Much more serious problems arise when we study other party to these implicit agreements: embryo. To start with, it lacks consciousness (in sense that is needed for signing an enforceable and valid contract). Can a contract be valid even if one of "signatories" lacks this sine qua non trait? In absence of consciousness, there is little point in talking about free will (or rights which depend on sentience). So, is contract not a contract at all? Does it not reflect intentions of parties?
The answer is in negative. The contract between a mother and her fetus is derived from larger Social Contract. Society – through its apparatuses – stands for embryo same way that it represents minors, mentally retarded, and insane. Society steps in – and has recognized right and moral obligation to do so – whenever powers of parties to a contract (implicit or explicit) are not balanced. It protects small citizens from big monopolies, physically weak from thug, tiny opposition from mighty administration, barely surviving radio station from claws of devouring state mechanism. It also has right and obligation to intervene, intercede and represent unconscious: this is why euthanasia is absolutely forbidden without consent of dying person. There is not much difference between embryo and comatose.
A typical contract states rights of parties. It assumes existence of parties which are "moral personhoods" or "morally significant persons" – in other words, persons who are holders of rights and can demand from us to respect these rights. Contracts explicitly elaborate some of these rights and leaves others unmentioned because of presumed existence of Social Contract. The typical contract assumes that there is a social contract which applies to parties to contract and which is universally known and, therefore, implicitly incorporated in every contract. Thus, an explicit contract can deal with property rights of a certain person, while neglecting to mention that person's rights to life, to free speech, to enjoyment fruits of his lawful property and, in general to a happy life.
There is little debate that Mother is a morally significant person and that she is a rights-holder. All born humans are and, more so, all adults above a certain age. But what about unborn fetus?
One approach is that embryo has no rights until certain conditions are met and only upon their fulfillment is he transformed into a morally significant person ("moral agent"). Opinions differ as to what are conditions. Rationality, or a morally meaningful and valued life are some of oft cited criteria. The fallaciousness of this argument is easy to demonstrate: children are irrational – is this a licence to commit infanticide?
A second approach says that a person has right to life because it desires it.
But then what about chronic depressives who wish to die – do we have right to terminate their miserable lives? The good part of life (and, therefore, differential and meaningful test) is in experience itself – not in desire to experience.
Another variant says that a person has right to life because once his life is terminated – his experiences cease. So, how should we judge right to life of someone who constantly endures bad experiences (and, as a result, harbors a death wish)? Should he better be "terminated"?

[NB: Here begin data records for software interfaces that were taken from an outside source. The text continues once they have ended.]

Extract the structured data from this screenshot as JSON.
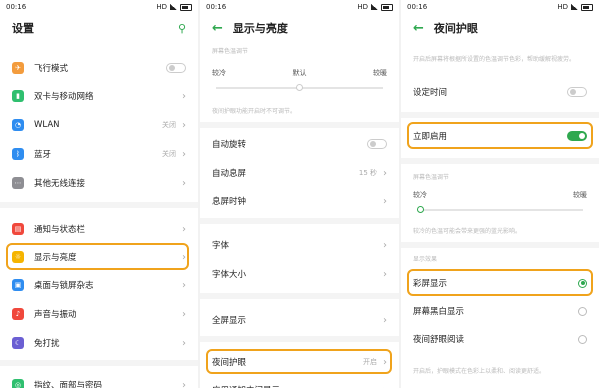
{
  "status": {
    "time": "00:16",
    "hp": "HD"
  },
  "panel1": {
    "title": "设置",
    "items": [
      {
        "label": "飞行模式",
        "icon": "airplane-icon",
        "color": "#f39c3d",
        "glyph": "✈",
        "control": "switch"
      },
      {
        "label": "双卡与移动网络",
        "icon": "sim-icon",
        "color": "#2fbf6f",
        "glyph": "▮",
        "control": "chev"
      },
      {
        "label": "WLAN",
        "icon": "wifi-icon",
        "color": "#2f8df0",
        "glyph": "◔",
        "value": "关闭",
        "control": "chev"
      },
      {
        "label": "蓝牙",
        "icon": "bluetooth-icon",
        "color": "#2f8df0",
        "glyph": "ᛒ",
        "value": "关闭",
        "control": "chev"
      },
      {
        "label": "其他无线连接",
        "icon": "more-connections-icon",
        "color": "#8e8e93",
        "glyph": "⋯",
        "control": "chev"
      },
      {
        "label": "通知与状态栏",
        "icon": "notification-icon",
        "color": "#f0483c",
        "glyph": "▤",
        "control": "chev"
      },
      {
        "label": "显示与亮度",
        "icon": "brightness-icon",
        "color": "#f5b400",
        "glyph": "☼",
        "control": "chev"
      },
      {
        "label": "桌面与锁屏杂志",
        "icon": "wallpaper-icon",
        "color": "#2f8df0",
        "glyph": "▣",
        "control": "chev"
      },
      {
        "label": "声音与振动",
        "icon": "sound-icon",
        "color": "#f0483c",
        "glyph": "♪",
        "control": "chev"
      },
      {
        "label": "免打扰",
        "icon": "moon-icon",
        "color": "#6b5fd3",
        "glyph": "☾",
        "control": "chev"
      },
      {
        "label": "指纹、面部与密码",
        "icon": "fingerprint-icon",
        "color": "#2fbf6f",
        "glyph": "◎",
        "control": "chev"
      }
    ]
  },
  "panel2": {
    "title": "显示与亮度",
    "temp_caption": "屏幕色温调节",
    "temp_labels": [
      "较冷",
      "默认",
      "较暖"
    ],
    "temp_note": "夜间护眼功能开启时不可调节。",
    "items": [
      {
        "label": "自动旋转",
        "control": "switch"
      },
      {
        "label": "自动息屏",
        "value": "15 秒",
        "control": "chev"
      },
      {
        "label": "息屏时钟",
        "control": "chev"
      },
      {
        "label": "字体",
        "control": "chev"
      },
      {
        "label": "字体大小",
        "control": "chev"
      },
      {
        "label": "全屏显示",
        "control": "chev"
      },
      {
        "label": "夜间护眼",
        "value": "开启",
        "control": "chev"
      },
      {
        "label": "应用通知中间显示",
        "control": "chev"
      }
    ]
  },
  "panel3": {
    "title": "夜间护眼",
    "note_top": "开启后屏幕将根据所设置的色温调节色彩，帮助缓解视疲劳。",
    "schedule_label": "设定时间",
    "now_label": "立即启用",
    "temp_caption": "屏幕色温调节",
    "temp_labels": [
      "较冷",
      "较暖"
    ],
    "temp_note": "较冷的色温可能会带来更强的蓝光影响。",
    "mode_caption": "显示效果",
    "modes": [
      {
        "label": "彩屏显示",
        "selected": true
      },
      {
        "label": "屏幕黑白显示",
        "selected": false
      },
      {
        "label": "夜间舒眼阅读",
        "selected": false
      }
    ],
    "note_bottom": "开启后，护眼模式在色彩上以柔和、阅读更舒适。"
  }
}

Sam Vaknin is the author of Malignant Self Love - Narcissism Revisited and After the Rain - How the West Lost the East. He is a columnist for Central Europe Review, United Press International (UPI) and eBookWeb and the editor of mental health and Central East Europe categories in The Open Directory, Suite101 and searcheurope.com.
Visit Sam's Web site at http://samvak.tripod.com